[Opening INPUT section]

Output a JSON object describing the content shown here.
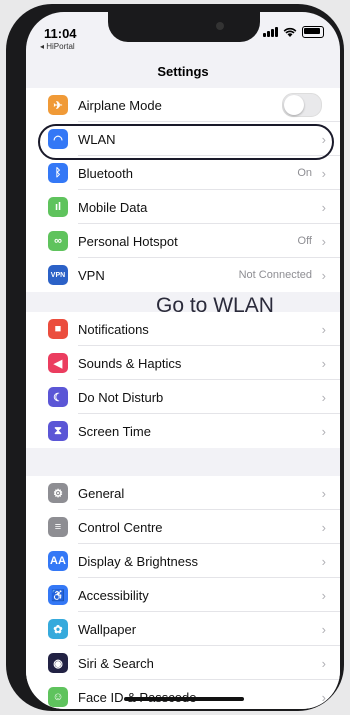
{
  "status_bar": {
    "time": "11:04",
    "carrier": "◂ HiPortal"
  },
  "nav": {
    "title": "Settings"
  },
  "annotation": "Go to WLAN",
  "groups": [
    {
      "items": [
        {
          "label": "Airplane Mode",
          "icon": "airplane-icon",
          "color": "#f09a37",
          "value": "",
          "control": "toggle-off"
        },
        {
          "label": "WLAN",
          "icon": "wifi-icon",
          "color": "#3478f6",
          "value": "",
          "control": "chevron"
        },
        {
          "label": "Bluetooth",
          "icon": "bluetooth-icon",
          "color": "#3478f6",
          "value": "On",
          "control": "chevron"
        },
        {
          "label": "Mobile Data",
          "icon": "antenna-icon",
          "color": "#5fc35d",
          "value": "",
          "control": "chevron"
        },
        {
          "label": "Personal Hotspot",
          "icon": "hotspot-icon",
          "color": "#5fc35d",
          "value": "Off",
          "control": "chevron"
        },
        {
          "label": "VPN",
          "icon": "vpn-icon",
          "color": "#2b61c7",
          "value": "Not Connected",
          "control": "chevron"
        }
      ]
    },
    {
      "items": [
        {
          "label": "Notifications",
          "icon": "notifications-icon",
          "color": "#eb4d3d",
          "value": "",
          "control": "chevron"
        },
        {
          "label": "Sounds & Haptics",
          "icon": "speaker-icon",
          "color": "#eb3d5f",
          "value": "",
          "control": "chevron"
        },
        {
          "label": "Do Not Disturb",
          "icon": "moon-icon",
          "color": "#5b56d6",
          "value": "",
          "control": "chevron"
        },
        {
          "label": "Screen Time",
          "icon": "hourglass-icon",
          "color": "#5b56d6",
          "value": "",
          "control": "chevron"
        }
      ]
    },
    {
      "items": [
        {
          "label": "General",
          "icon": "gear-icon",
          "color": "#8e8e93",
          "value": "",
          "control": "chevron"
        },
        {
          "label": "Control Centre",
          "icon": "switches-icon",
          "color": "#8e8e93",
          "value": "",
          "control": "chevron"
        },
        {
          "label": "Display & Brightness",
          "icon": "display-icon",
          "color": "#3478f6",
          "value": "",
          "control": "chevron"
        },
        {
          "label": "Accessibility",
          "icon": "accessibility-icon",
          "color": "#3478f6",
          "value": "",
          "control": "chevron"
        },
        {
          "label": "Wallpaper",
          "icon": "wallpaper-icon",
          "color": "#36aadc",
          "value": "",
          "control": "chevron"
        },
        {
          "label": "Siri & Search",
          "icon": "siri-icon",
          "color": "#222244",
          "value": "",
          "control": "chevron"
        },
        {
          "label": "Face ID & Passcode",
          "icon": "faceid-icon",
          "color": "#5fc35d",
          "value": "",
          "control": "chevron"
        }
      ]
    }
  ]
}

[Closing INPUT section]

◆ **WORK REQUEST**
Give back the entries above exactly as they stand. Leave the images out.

◆ **TASK RESPONSE**
Output a JSON object describing the content shown here.
{
  "status_bar": {
    "time": "11:04",
    "carrier": "◂ HiPortal"
  },
  "nav": {
    "title": "Settings"
  },
  "annotation": "Go to WLAN",
  "groups": [
    {
      "items": [
        {
          "label": "Airplane Mode",
          "icon": "airplane-icon",
          "color": "#f09a37",
          "value": "",
          "control": "toggle-off"
        },
        {
          "label": "WLAN",
          "icon": "wifi-icon",
          "color": "#3478f6",
          "value": "",
          "control": "chevron"
        },
        {
          "label": "Bluetooth",
          "icon": "bluetooth-icon",
          "color": "#3478f6",
          "value": "On",
          "control": "chevron"
        },
        {
          "label": "Mobile Data",
          "icon": "antenna-icon",
          "color": "#5fc35d",
          "value": "",
          "control": "chevron"
        },
        {
          "label": "Personal Hotspot",
          "icon": "hotspot-icon",
          "color": "#5fc35d",
          "value": "Off",
          "control": "chevron"
        },
        {
          "label": "VPN",
          "icon": "vpn-icon",
          "color": "#2b61c7",
          "value": "Not Connected",
          "control": "chevron"
        }
      ]
    },
    {
      "items": [
        {
          "label": "Notifications",
          "icon": "notifications-icon",
          "color": "#eb4d3d",
          "value": "",
          "control": "chevron"
        },
        {
          "label": "Sounds & Haptics",
          "icon": "speaker-icon",
          "color": "#eb3d5f",
          "value": "",
          "control": "chevron"
        },
        {
          "label": "Do Not Disturb",
          "icon": "moon-icon",
          "color": "#5b56d6",
          "value": "",
          "control": "chevron"
        },
        {
          "label": "Screen Time",
          "icon": "hourglass-icon",
          "color": "#5b56d6",
          "value": "",
          "control": "chevron"
        }
      ]
    },
    {
      "items": [
        {
          "label": "General",
          "icon": "gear-icon",
          "color": "#8e8e93",
          "value": "",
          "control": "chevron"
        },
        {
          "label": "Control Centre",
          "icon": "switches-icon",
          "color": "#8e8e93",
          "value": "",
          "control": "chevron"
        },
        {
          "label": "Display & Brightness",
          "icon": "display-icon",
          "color": "#3478f6",
          "value": "",
          "control": "chevron"
        },
        {
          "label": "Accessibility",
          "icon": "accessibility-icon",
          "color": "#3478f6",
          "value": "",
          "control": "chevron"
        },
        {
          "label": "Wallpaper",
          "icon": "wallpaper-icon",
          "color": "#36aadc",
          "value": "",
          "control": "chevron"
        },
        {
          "label": "Siri & Search",
          "icon": "siri-icon",
          "color": "#222244",
          "value": "",
          "control": "chevron"
        },
        {
          "label": "Face ID & Passcode",
          "icon": "faceid-icon",
          "color": "#5fc35d",
          "value": "",
          "control": "chevron"
        }
      ]
    }
  ]
}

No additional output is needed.